- [EXERCISE MATERIAL]:
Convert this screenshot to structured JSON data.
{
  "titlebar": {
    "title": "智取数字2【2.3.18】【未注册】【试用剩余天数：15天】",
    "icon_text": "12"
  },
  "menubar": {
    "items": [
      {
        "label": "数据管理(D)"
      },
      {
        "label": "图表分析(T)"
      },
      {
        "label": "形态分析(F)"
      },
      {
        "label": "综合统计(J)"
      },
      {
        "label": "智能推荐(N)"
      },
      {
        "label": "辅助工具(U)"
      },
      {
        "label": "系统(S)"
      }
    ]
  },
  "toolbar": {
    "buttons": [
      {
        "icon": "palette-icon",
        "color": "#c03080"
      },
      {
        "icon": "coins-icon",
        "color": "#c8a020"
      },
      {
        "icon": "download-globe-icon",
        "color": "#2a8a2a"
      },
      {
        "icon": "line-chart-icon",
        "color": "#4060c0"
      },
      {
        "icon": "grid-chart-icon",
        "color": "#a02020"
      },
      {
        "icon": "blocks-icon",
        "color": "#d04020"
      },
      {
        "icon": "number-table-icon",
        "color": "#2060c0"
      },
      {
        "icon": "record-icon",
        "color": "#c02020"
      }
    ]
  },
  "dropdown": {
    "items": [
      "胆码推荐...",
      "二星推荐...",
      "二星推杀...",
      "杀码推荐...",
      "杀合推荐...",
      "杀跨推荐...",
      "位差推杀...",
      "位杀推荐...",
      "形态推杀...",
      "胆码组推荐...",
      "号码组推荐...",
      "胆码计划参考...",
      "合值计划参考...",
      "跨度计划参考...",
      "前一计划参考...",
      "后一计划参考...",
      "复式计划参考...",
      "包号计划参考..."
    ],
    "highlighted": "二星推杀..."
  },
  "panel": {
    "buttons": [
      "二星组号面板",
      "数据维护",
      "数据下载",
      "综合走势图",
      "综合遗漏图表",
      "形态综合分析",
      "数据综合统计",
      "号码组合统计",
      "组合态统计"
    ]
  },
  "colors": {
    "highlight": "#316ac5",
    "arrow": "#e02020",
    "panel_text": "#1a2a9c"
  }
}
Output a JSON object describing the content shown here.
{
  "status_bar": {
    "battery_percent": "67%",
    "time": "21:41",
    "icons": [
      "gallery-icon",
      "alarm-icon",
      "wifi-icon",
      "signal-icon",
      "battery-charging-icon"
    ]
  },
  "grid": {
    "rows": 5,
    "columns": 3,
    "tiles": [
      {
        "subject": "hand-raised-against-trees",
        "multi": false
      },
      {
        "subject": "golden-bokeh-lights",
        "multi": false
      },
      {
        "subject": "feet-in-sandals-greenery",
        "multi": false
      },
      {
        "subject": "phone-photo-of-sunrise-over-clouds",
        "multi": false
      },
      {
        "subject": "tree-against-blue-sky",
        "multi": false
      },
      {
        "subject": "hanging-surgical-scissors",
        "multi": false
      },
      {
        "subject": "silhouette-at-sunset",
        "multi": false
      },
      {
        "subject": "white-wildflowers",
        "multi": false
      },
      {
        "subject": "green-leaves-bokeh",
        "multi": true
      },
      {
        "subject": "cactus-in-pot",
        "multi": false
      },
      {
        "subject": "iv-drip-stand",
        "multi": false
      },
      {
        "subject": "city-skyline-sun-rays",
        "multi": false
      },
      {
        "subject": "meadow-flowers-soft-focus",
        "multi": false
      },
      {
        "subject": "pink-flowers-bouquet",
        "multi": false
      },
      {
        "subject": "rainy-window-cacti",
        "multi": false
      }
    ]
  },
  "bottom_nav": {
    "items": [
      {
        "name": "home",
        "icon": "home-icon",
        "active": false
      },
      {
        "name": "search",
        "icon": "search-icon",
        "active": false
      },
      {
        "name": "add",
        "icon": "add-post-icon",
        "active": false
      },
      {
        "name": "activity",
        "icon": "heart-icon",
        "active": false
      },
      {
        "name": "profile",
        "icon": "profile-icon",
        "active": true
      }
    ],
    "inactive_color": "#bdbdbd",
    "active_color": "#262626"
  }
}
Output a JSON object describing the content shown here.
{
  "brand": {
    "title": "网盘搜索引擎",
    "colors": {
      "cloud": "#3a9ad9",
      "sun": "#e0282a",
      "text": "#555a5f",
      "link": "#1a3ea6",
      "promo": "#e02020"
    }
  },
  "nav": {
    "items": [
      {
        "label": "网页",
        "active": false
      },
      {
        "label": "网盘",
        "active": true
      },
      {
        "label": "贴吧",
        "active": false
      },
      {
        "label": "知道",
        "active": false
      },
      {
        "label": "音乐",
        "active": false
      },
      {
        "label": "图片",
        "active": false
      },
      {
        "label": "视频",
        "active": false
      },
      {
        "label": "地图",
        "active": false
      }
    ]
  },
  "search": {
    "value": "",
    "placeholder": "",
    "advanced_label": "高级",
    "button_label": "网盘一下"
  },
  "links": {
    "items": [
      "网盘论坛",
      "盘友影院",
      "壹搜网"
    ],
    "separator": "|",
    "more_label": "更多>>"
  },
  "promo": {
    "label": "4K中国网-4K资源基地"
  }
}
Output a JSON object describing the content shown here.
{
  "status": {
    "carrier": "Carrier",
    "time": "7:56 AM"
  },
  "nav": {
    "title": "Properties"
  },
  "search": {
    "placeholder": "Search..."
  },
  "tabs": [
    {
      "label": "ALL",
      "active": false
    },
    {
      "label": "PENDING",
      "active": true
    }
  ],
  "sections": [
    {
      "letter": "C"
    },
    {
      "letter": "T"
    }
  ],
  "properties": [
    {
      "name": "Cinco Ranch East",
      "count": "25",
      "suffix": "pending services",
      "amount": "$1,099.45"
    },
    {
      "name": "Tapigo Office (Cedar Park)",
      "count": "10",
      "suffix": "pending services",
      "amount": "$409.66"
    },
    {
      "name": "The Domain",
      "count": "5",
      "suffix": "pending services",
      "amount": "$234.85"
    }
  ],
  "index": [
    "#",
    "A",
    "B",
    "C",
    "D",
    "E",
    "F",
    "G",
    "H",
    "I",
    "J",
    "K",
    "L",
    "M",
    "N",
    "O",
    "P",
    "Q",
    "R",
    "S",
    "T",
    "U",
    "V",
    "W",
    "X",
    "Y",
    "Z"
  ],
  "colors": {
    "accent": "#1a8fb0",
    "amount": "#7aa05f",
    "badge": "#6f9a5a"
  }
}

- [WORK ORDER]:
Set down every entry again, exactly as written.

- [SOLUTION FOR THIS TASK]:
Convert this screenshot to structured JSON data.
{
  "titlebar": {
    "title": "智取数字2【2.3.18】【未注册】【试用剩余天数：15天】",
    "icon_text": "12"
  },
  "menubar": {
    "items": [
      {
        "label": "数据管理(D)"
      },
      {
        "label": "图表分析(T)"
      },
      {
        "label": "形态分析(F)"
      },
      {
        "label": "综合统计(J)"
      },
      {
        "label": "智能推荐(N)"
      },
      {
        "label": "辅助工具(U)"
      },
      {
        "label": "系统(S)"
      }
    ]
  },
  "toolbar": {
    "buttons": [
      {
        "icon": "palette-icon",
        "color": "#c03080"
      },
      {
        "icon": "coins-icon",
        "color": "#c8a020"
      },
      {
        "icon": "download-globe-icon",
        "color": "#2a8a2a"
      },
      {
        "icon": "line-chart-icon",
        "color": "#4060c0"
      },
      {
        "icon": "grid-chart-icon",
        "color": "#a02020"
      },
      {
        "icon": "blocks-icon",
        "color": "#d04020"
      },
      {
        "icon": "number-table-icon",
        "color": "#2060c0"
      },
      {
        "icon": "record-icon",
        "color": "#c02020"
      }
    ]
  },
  "dropdown": {
    "items": [
      "胆码推荐...",
      "二星推荐...",
      "二星推杀...",
      "杀码推荐...",
      "杀合推荐...",
      "杀跨推荐...",
      "位差推杀...",
      "位杀推荐...",
      "形态推杀...",
      "胆码组推荐...",
      "号码组推荐...",
      "胆码计划参考...",
      "合值计划参考...",
      "跨度计划参考...",
      "前一计划参考...",
      "后一计划参考...",
      "复式计划参考...",
      "包号计划参考..."
    ],
    "highlighted": "二星推杀..."
  },
  "panel": {
    "buttons": [
      "二星组号面板",
      "数据维护",
      "数据下载",
      "综合走势图",
      "综合遗漏图表",
      "形态综合分析",
      "数据综合统计",
      "号码组合统计",
      "组合态统计"
    ]
  },
  "colors": {
    "highlight": "#316ac5",
    "arrow": "#e02020",
    "panel_text": "#1a2a9c"
  }
}
Output a JSON object describing the content shown here.
{
  "status_bar": {
    "battery_percent": "67%",
    "time": "21:41",
    "icons": [
      "gallery-icon",
      "alarm-icon",
      "wifi-icon",
      "signal-icon",
      "battery-charging-icon"
    ]
  },
  "grid": {
    "rows": 5,
    "columns": 3,
    "tiles": [
      {
        "subject": "hand-raised-against-trees",
        "multi": false
      },
      {
        "subject": "golden-bokeh-lights",
        "multi": false
      },
      {
        "subject": "feet-in-sandals-greenery",
        "multi": false
      },
      {
        "subject": "phone-photo-of-sunrise-over-clouds",
        "multi": false
      },
      {
        "subject": "tree-against-blue-sky",
        "multi": false
      },
      {
        "subject": "hanging-surgical-scissors",
        "multi": false
      },
      {
        "subject": "silhouette-at-sunset",
        "multi": false
      },
      {
        "subject": "white-wildflowers",
        "multi": false
      },
      {
        "subject": "green-leaves-bokeh",
        "multi": true
      },
      {
        "subject": "cactus-in-pot",
        "multi": false
      },
      {
        "subject": "iv-drip-stand",
        "multi": false
      },
      {
        "subject": "city-skyline-sun-rays",
        "multi": false
      },
      {
        "subject": "meadow-flowers-soft-focus",
        "multi": false
      },
      {
        "subject": "pink-flowers-bouquet",
        "multi": false
      },
      {
        "subject": "rainy-window-cacti",
        "multi": false
      }
    ]
  },
  "bottom_nav": {
    "items": [
      {
        "name": "home",
        "icon": "home-icon",
        "active": false
      },
      {
        "name": "search",
        "icon": "search-icon",
        "active": false
      },
      {
        "name": "add",
        "icon": "add-post-icon",
        "active": false
      },
      {
        "name": "activity",
        "icon": "heart-icon",
        "active": false
      },
      {
        "name": "profile",
        "icon": "profile-icon",
        "active": true
      }
    ],
    "inactive_color": "#bdbdbd",
    "active_color": "#262626"
  }
}
Output a JSON object describing the content shown here.
{
  "brand": {
    "title": "网盘搜索引擎",
    "colors": {
      "cloud": "#3a9ad9",
      "sun": "#e0282a",
      "text": "#555a5f",
      "link": "#1a3ea6",
      "promo": "#e02020"
    }
  },
  "nav": {
    "items": [
      {
        "label": "网页",
        "active": false
      },
      {
        "label": "网盘",
        "active": true
      },
      {
        "label": "贴吧",
        "active": false
      },
      {
        "label": "知道",
        "active": false
      },
      {
        "label": "音乐",
        "active": false
      },
      {
        "label": "图片",
        "active": false
      },
      {
        "label": "视频",
        "active": false
      },
      {
        "label": "地图",
        "active": false
      }
    ]
  },
  "search": {
    "value": "",
    "placeholder": "",
    "advanced_label": "高级",
    "button_label": "网盘一下"
  },
  "links": {
    "items": [
      "网盘论坛",
      "盘友影院",
      "壹搜网"
    ],
    "separator": "|",
    "more_label": "更多>>"
  },
  "promo": {
    "label": "4K中国网-4K资源基地"
  }
}
Output a JSON object describing the content shown here.
{
  "status": {
    "carrier": "Carrier",
    "time": "7:56 AM"
  },
  "nav": {
    "title": "Properties"
  },
  "search": {
    "placeholder": "Search..."
  },
  "tabs": [
    {
      "label": "ALL",
      "active": false
    },
    {
      "label": "PENDING",
      "active": true
    }
  ],
  "sections": [
    {
      "letter": "C"
    },
    {
      "letter": "T"
    }
  ],
  "properties": [
    {
      "name": "Cinco Ranch East",
      "count": "25",
      "suffix": "pending services",
      "amount": "$1,099.45"
    },
    {
      "name": "Tapigo Office (Cedar Park)",
      "count": "10",
      "suffix": "pending services",
      "amount": "$409.66"
    },
    {
      "name": "The Domain",
      "count": "5",
      "suffix": "pending services",
      "amount": "$234.85"
    }
  ],
  "index": [
    "#",
    "A",
    "B",
    "C",
    "D",
    "E",
    "F",
    "G",
    "H",
    "I",
    "J",
    "K",
    "L",
    "M",
    "N",
    "O",
    "P",
    "Q",
    "R",
    "S",
    "T",
    "U",
    "V",
    "W",
    "X",
    "Y",
    "Z"
  ],
  "colors": {
    "accent": "#1a8fb0",
    "amount": "#7aa05f",
    "badge": "#6f9a5a"
  }
}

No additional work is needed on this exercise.